      And if you enter a key word (the only way to search, I imagine!) they all pop up in about a second. Over 53,000 is more than I have on any particular email account, so that might take a but longer — maybe even a minute!

      Probably a bit more complicated than that, but the Met claim lacks credibility — even with a New York law firm. But the request smells of nuisance.

      Whatever his talent — a debatable entity especially later in his tenure — Levine is setting up as a first-class PITA.

    • fflambeau says:

      They are “demanding access” to the emails. Translation: they want them. It doesn’t mean searching them. In my opinion, and I am a lawyer, Levine had better hope that it is not a jury trial. In my opinion, most judges would also not be partial to his position. The Met should easily prevail.

    • Me! says:

      Presumably they would need to read and review each email before handing it over and redact privileged or sensitive info unrelated to the case and that takes time and money and some skill and training

      • Saxon Broken says:

        Yes, Levine would not be allowed, for instance, to hear about something (such as a disciplinary hearing, illness, compensation, or even reasons for special leave) between the Met and another employee. Every single e-mail would need to be read and redacted.

  • Ben says:

    That’s the essence of the American legal system: It’s not about right or wrong. It’s about who has enough money to endure or bully.

  • Edgar says:

    Whichever way the case moves, the ones taking home the most money will be the lawyers…

  • Mark says:

    He isn’t suing them for the emails, this is simply part of discovery (and a pressure tactic). Levine’s lawyers will subpoena everything and everyone that is even remotely relevant.
    This is very common in civil litigation – the lawyers subpoena all records and communications for the last X years, these masses of documents are then reviewed by teams of junior attorneys (frequently temps hired just for this project), and then any relevant information gleaned is submitted to the litigation team.

  • Mark London says:

    That’s the way James ! Sue the ass off Met, liars and cheats

  • david hilton says:

    It seems as if Levine’s lawyers are only asking for access to the emails, not that the Met (and it’s high priced lawyers) search them out. I’m sure Levine (and his high priced lawyers) will be happy to do that at the maestro’s expense.

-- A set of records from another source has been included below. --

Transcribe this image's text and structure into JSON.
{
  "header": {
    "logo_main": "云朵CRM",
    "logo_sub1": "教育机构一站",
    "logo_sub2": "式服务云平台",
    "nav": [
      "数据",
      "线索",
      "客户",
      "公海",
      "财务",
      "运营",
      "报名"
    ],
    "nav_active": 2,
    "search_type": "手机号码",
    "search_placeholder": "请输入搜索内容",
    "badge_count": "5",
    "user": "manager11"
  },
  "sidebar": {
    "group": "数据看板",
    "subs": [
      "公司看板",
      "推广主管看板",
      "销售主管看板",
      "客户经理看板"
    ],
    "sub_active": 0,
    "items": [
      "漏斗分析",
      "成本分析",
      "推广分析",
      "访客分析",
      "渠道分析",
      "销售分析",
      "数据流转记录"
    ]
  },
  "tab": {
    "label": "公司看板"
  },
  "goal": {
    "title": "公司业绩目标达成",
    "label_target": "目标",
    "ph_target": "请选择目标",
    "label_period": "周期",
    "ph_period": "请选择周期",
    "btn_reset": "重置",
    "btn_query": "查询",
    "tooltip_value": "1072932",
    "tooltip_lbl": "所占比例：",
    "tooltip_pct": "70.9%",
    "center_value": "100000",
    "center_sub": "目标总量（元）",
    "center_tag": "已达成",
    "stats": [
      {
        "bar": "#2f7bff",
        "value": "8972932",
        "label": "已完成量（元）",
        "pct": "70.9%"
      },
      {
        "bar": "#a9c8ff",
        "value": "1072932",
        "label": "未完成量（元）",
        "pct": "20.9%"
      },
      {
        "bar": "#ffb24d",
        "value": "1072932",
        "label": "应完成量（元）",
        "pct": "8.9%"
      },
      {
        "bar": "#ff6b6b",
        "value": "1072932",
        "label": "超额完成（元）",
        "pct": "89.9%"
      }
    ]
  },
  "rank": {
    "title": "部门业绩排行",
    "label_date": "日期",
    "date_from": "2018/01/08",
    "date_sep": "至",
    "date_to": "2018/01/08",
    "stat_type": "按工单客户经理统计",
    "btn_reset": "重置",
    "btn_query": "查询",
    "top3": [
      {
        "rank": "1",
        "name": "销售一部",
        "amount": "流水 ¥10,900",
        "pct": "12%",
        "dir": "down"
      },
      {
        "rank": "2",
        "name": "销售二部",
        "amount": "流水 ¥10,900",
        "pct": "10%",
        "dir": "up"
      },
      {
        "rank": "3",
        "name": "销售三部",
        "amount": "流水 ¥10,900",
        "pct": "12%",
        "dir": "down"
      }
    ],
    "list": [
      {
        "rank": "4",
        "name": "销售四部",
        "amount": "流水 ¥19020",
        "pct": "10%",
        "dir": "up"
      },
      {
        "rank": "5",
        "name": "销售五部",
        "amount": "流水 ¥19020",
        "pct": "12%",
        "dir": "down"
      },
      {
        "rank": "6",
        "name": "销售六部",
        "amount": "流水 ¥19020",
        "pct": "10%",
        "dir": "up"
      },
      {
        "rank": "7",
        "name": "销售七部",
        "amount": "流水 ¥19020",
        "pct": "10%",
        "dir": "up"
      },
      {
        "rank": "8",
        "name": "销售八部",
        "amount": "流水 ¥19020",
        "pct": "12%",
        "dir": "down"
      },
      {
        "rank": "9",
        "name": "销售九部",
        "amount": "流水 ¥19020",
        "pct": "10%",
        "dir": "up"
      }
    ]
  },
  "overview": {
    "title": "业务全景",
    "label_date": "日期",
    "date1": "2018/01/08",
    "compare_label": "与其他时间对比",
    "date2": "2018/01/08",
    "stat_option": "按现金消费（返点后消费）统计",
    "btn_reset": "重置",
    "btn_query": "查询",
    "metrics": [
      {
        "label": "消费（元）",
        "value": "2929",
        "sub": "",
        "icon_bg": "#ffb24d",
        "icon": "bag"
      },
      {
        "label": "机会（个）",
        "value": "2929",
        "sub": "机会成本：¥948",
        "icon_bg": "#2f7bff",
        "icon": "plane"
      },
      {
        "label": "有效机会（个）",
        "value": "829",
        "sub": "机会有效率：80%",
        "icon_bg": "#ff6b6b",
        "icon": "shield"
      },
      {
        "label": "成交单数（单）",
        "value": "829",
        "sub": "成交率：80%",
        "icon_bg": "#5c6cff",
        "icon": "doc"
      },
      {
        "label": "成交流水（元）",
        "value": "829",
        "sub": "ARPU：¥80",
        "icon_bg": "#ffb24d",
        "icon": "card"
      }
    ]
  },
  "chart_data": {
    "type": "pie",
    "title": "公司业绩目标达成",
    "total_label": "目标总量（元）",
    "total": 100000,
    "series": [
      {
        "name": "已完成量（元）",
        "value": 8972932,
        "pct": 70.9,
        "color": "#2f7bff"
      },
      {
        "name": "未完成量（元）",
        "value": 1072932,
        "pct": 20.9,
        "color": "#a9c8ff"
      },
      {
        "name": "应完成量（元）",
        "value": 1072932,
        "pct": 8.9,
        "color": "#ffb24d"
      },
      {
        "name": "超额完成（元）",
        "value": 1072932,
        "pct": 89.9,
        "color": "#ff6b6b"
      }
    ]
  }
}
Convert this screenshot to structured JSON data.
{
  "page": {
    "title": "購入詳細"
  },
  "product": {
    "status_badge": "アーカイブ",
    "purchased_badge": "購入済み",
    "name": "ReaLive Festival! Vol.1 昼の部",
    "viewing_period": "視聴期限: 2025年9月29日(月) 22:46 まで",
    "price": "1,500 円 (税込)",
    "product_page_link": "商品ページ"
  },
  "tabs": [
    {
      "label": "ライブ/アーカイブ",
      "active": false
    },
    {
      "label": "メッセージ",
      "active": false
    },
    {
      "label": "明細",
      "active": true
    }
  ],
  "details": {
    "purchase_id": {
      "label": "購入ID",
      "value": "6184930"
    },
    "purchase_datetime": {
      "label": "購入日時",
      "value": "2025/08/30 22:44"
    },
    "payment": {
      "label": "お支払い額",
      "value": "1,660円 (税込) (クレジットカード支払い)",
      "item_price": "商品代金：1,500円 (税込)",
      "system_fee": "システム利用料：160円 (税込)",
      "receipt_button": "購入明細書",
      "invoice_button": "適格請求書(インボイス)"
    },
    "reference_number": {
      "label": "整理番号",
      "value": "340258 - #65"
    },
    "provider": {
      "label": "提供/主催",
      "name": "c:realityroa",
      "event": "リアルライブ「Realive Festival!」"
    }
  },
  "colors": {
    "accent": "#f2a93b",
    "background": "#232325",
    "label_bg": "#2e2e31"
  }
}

    • Saxon Broken says:

      Er…the e-mails may contain confidential information not relevant to Levine. The Met has a legal duty-of-care not to provide such information.

  • Sharon says:

    If you read the documents the Met is also requesting access to Levine’s emails.

    Isn’t part of the cost the IT cost retrieving emails that were already deleted?

    According to the original calendar depositions were supposed to have ended by the end of November and a settlement, if one can be reached, by the end of March.

    I am surprised that a request for access to emails was not made at the beginning of the court proceedings.

    It appears that they have not even agreed upon whom to depose, that is, question, and may want to have access to the emails to determine whom to depose! According to the original calendar whom to depose should have been determined by the end of August.

    Whether or not there is a settlement or if this ultimately goes to trial it will probably drag on for years. What a shame!

  • Caravaggio says:

    Why don’t Levine’s lawyers go through Gergiev, Putin and Assange to get hold of and release them emails? Oh wait, Gelb, Gergiev and Putin’s regime darling, AN, rules at the Met these days so it won’t be happening, I guess.

  • Nick says:

    The dogs get fed!